Here’s how to add outdoor lighting to your house:
7 Ways to Get That Warm Exterior Glow
1. Highlight trees. Whether illumined from below or given presence by a light mounted in the tree itself, trees make stunning features.
2. Use uplights. Uplighting is dramatic because we expect light to shine downward. Used in moderation, it’s a great way to highlight architectural and landscaping features.
3. Have a focus. The entryway is often center stage, a way of saying, “Welcome, this way in.”
4. Combine beauty and function. For example, adding lighting to plantings along a pathway breaks up the “runway” look of too many lights strung alongside a walk.
5. Vary the fixtures. While the workhorses are spots and floods, designers turn to a wide range of fixtures, area lights, step lights, and bollards or post lights.
6. Stick to warm light. A rainbow of colors is possible, but most designers avoid anything but warm white light, preferring to showcase the house and its landscape rather than create a light show.
7. Orchestrate. A timer, with confirmation from a photocell, brings the display to life as the sun sets. At midnight it shuts down everything but security lighting. Some homeowners even set the timer to light things up an hour or so before dawn.
How Outdoor Lighting Helps Security
Soft, overall landscape lighting eliminates dark areas that might hide an intruder, exposing any movement on your property.
Overly bright lights actually have a negative effect, creating undesirable pockets of deep shadow.
The Best Outdoor Lights Designers Recommend

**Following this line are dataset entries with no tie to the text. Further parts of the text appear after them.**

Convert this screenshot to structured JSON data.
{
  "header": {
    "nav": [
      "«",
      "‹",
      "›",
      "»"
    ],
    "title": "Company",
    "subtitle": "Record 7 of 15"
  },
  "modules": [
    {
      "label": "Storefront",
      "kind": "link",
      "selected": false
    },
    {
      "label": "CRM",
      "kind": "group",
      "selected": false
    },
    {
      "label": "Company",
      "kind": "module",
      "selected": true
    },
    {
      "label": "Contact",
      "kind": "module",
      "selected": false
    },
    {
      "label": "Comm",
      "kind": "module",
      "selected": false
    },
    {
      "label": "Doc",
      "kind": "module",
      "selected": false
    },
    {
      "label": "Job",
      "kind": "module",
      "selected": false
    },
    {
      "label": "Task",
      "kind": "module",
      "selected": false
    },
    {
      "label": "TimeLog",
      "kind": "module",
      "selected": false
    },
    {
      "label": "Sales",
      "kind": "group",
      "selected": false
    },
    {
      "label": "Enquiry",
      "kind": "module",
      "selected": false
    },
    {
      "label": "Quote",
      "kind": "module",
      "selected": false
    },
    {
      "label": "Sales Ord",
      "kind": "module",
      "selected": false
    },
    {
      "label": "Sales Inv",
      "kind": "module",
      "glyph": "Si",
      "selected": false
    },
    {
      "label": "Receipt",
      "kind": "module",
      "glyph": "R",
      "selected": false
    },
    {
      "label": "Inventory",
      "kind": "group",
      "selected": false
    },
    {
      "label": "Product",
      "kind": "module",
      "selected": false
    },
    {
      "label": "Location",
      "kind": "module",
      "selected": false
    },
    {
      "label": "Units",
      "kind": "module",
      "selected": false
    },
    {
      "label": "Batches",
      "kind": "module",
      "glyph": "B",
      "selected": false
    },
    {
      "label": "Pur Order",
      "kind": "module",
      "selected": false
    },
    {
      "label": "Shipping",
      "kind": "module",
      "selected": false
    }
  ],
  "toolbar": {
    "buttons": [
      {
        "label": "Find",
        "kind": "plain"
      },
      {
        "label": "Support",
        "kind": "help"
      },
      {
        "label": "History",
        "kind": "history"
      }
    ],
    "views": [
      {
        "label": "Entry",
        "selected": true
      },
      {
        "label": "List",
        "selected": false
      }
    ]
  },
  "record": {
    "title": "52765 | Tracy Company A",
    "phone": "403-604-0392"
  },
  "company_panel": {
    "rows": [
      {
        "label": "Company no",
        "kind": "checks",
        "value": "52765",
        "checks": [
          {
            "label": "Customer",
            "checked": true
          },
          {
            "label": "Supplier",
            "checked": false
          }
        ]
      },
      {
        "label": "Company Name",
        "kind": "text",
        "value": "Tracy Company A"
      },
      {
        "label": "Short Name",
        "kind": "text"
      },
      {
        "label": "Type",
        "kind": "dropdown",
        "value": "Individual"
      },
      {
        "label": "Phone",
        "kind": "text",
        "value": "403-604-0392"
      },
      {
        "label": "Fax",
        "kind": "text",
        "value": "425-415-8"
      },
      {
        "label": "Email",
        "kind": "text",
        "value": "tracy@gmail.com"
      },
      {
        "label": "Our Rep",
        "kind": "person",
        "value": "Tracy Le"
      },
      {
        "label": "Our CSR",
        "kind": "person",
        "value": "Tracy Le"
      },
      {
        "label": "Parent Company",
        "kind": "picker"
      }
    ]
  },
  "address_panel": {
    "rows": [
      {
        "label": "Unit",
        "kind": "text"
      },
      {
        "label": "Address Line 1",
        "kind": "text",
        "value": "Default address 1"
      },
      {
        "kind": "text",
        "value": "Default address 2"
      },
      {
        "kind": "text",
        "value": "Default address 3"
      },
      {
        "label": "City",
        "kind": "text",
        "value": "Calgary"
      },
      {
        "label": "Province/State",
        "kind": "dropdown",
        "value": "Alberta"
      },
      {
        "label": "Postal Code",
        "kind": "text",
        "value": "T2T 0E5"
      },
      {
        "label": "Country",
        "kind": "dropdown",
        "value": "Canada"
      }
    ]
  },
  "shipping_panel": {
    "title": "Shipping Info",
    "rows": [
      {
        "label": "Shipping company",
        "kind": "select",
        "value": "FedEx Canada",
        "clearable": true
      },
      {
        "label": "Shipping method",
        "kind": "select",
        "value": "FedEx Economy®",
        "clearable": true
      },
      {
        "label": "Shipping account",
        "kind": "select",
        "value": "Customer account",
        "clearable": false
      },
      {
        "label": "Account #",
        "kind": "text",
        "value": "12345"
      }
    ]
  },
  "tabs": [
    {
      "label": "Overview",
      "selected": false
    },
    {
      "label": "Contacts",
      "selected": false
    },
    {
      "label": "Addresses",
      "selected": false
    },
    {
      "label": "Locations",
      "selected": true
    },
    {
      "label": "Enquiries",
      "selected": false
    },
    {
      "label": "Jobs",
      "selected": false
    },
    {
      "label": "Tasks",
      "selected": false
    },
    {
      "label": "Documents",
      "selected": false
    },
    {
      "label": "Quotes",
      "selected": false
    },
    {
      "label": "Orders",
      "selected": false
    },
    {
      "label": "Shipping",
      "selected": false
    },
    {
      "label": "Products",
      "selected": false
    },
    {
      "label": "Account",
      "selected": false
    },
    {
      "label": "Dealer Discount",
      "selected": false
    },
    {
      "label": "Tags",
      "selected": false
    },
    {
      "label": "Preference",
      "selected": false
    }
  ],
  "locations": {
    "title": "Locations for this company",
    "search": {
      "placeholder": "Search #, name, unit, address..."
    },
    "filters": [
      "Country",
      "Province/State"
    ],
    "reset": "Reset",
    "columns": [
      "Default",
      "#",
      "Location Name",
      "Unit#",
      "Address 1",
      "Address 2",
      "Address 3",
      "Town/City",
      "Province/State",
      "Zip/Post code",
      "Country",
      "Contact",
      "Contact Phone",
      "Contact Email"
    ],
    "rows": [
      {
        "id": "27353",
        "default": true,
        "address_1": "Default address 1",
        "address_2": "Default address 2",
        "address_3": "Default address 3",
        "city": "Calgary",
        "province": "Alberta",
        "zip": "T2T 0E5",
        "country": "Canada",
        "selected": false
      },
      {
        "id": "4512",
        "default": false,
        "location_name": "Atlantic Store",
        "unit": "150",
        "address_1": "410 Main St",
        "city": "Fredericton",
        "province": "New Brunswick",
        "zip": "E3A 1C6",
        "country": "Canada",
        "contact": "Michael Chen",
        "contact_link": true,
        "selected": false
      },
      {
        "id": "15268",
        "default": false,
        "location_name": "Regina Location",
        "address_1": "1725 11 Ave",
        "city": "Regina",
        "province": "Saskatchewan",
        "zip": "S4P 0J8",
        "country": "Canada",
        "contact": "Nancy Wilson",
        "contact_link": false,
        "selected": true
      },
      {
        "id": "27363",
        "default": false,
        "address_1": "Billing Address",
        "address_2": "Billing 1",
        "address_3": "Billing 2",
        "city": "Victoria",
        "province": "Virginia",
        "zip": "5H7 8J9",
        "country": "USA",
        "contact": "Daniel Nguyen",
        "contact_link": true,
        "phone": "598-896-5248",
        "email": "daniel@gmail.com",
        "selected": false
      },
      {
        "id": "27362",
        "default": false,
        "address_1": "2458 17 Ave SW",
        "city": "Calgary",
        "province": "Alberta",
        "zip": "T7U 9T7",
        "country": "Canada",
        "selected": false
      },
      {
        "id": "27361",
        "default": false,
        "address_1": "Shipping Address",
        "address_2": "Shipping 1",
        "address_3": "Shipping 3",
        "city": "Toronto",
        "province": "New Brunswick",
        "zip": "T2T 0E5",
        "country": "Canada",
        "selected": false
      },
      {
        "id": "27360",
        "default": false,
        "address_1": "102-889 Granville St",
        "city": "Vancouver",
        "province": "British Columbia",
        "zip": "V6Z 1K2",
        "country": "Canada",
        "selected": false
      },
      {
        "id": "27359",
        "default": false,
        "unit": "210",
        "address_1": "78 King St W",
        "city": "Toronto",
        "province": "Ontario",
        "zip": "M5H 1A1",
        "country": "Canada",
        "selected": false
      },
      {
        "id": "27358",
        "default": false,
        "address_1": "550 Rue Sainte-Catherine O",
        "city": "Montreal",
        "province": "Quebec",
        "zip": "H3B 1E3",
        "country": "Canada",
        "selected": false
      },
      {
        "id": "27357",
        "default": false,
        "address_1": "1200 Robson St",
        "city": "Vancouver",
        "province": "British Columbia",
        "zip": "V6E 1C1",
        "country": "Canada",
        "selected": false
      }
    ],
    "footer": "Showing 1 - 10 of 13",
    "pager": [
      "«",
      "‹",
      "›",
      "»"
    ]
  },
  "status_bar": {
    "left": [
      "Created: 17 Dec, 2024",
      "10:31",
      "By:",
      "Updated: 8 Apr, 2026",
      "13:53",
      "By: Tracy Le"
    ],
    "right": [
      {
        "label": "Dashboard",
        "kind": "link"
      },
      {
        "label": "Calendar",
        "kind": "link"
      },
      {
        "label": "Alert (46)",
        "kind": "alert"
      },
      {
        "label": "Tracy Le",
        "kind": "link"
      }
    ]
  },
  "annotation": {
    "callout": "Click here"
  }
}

Once disparaged for their high cost and cold, bluish glow, LEDs are now the light source of choice for lighting designers.
“They’ve come down in price and now have that warm light people love in incandescent bulbs,” says Paul Gosselin, owner of Night Scenes Landscape Lighting Professionals in Kingsland, Texas.
Although LED fixtures remain twice as expensive as incandescents, installation is simpler because they use low-voltage wiring.
Another advantage is long life. LEDs last at least 40,000 hours, or about 18 years of nighttime service. With that kind of longevity, “why should a fixture have only a two-year warranty?” asks Gosselin.
He advises buying only fixtures with a 15-year warranty — proof that the fixture’s housing is designed to live as long as the LED bulbs inside.
The Cost of Outdoor Lighting
Total outdoor lighting costs will vary according to the size of your home and the complexity of your lighting scheme. Expect to pay about $100 to $200 per LED fixture including installation. LEDs also require a transformer; together, they’ll cost $300 to $500 with installation.
A motion detector security light costs an average of $300 to $400 each, with installation. Porch lights range from $65 to $200 including installation. Sconces range from $100 to $2,500 installed. Prices depend on the fixture and whether running new cable is necessary.
That kind of variation isn’t limited to porch lights and sconces. Outdoor lighting costs range considerably based on factors like square footage, DIY versus contractor installation, and high-end versus more ordinary fixtures. If you’re getting ready to add some glow to your yard, spend wisely and by considering:
Durability — Your outdoor fixtures will be exposed to the elements, so make sure they can hold up to extreme heat and cold, wind, and rain. Look for wet-rated fixtures, which can withstand harsh weather.
The scale — Before you go shopping, measure the space you want to fill. Also, keep in mind that extra large fixtures can detract from the beauty you’re creating.
Color and style — You’ll want your outdoor fixtures to complement your home’s exterior.
“Visit HouseLogic.com for more articles like this. Reprinted from HouseLogic.com with permission of the NATIONAL ASSOCIATION OF REALTORS®.”